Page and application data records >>

BEGIN

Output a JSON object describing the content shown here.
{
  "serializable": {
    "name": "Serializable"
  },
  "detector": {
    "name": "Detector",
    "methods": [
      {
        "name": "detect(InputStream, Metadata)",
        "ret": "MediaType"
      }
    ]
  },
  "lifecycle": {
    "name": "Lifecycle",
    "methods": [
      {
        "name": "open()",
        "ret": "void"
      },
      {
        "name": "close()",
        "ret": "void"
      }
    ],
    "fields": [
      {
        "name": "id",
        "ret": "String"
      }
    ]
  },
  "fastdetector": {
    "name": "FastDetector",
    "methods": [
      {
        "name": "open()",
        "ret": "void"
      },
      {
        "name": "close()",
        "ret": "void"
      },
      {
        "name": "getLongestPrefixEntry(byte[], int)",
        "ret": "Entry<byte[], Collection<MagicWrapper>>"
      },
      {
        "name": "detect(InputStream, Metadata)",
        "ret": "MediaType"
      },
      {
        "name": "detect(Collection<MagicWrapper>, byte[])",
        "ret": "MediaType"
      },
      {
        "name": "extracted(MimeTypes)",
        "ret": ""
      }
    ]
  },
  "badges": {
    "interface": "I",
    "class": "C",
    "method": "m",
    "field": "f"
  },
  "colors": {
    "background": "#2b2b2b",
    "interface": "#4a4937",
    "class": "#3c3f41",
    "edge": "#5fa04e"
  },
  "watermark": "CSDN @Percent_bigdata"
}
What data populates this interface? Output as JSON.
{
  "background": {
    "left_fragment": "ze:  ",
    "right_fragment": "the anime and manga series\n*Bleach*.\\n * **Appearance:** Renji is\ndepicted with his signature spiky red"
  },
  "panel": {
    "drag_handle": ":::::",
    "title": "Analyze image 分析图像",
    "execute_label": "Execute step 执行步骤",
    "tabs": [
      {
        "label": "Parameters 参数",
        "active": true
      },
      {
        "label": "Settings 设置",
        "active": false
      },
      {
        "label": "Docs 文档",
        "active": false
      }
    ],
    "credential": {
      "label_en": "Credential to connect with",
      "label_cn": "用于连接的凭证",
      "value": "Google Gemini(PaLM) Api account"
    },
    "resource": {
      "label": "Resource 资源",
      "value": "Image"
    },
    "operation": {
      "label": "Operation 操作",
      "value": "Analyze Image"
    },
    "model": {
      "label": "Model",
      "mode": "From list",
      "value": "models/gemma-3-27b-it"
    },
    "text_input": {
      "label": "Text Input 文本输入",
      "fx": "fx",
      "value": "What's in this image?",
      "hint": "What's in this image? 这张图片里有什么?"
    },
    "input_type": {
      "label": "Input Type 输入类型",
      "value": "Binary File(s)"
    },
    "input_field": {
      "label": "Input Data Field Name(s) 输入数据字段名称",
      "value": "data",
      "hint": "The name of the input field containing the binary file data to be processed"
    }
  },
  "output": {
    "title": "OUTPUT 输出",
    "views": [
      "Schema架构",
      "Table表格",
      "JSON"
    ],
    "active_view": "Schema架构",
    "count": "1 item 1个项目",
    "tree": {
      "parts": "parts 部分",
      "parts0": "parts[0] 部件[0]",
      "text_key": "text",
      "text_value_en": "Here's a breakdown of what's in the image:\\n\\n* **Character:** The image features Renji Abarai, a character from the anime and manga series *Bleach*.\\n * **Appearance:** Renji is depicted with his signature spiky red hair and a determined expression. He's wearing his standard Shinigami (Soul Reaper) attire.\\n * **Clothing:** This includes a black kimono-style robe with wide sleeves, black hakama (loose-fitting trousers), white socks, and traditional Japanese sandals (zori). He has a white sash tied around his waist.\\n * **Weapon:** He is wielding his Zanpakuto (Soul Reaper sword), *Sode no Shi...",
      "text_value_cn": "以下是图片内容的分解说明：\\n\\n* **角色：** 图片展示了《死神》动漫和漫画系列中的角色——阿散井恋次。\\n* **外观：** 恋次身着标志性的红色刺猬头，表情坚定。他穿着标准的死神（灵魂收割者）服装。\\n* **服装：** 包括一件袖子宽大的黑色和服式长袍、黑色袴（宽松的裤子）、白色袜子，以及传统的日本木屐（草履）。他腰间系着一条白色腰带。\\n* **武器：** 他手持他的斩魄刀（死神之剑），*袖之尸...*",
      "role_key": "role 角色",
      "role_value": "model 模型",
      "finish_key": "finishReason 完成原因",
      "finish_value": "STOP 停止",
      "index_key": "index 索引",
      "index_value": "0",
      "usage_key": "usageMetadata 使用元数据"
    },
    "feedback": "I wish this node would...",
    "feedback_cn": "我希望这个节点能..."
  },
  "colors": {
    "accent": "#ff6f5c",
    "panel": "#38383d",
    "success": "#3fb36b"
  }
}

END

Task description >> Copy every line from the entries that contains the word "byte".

Exercise response >>
        "name": "getLongestPrefixEntry(byte[], int)",
        "ret": "Entry<byte[], Collection<MagicWrapper>>"
        "name": "detect(Collection<MagicWrapper>, byte[])",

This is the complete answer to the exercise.